[Web page and app entries]:
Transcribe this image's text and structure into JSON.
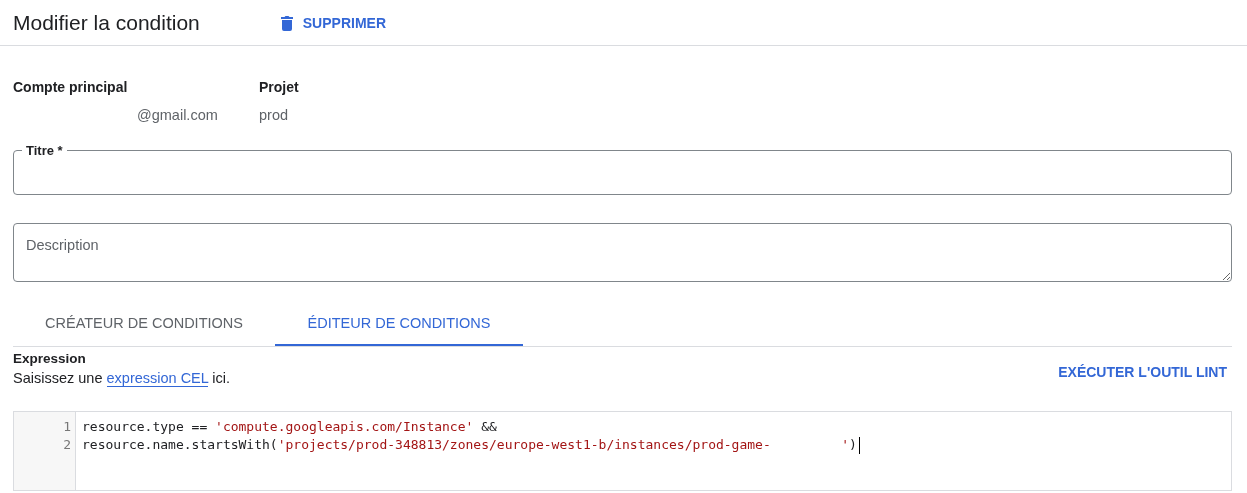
{
  "header": {
    "title": "Modifier la condition",
    "delete_button": "SUPPRIMER"
  },
  "info": [
    {
      "label": "Compte principal",
      "value": "@gmail.com"
    },
    {
      "label": "Projet",
      "value": "prod"
    }
  ],
  "title_field": {
    "label": "Titre *"
  },
  "description_field": {
    "placeholder": "Description"
  },
  "tabs": [
    {
      "label": "CRÉATEUR DE CONDITIONS",
      "selected": false
    },
    {
      "label": "ÉDITEUR DE CONDITIONS",
      "selected": true
    }
  ],
  "expression": {
    "heading": "Expression",
    "hint": {
      "before": "Saisissez une",
      "link": "expression CEL",
      "after": "ici."
    },
    "lint_button": "EXÉCUTER L'OUTIL LINT"
  },
  "code": [
    {
      "number": "1",
      "tokens": [
        {
          "kind": "plain",
          "text": "resource.type == "
        },
        {
          "kind": "string",
          "text": "'compute.googleapis.com/Instance'"
        },
        {
          "kind": "plain",
          "text": " &&"
        }
      ]
    },
    {
      "number": "2",
      "tokens": [
        {
          "kind": "plain",
          "text": "resource.name.startsWith("
        },
        {
          "kind": "string",
          "text": "'projects/prod-348813/zones/europe-west1-b/instances/prod-game-         '"
        },
        {
          "kind": "plain",
          "text": ")"
        }
      ]
    }
  ]
}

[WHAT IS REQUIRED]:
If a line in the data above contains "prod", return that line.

[TASK RESPONSE]:
      "value": "prod"
          "text": "'projects/prod-348813/zones/europe-west1-b/instances/prod-game-         '"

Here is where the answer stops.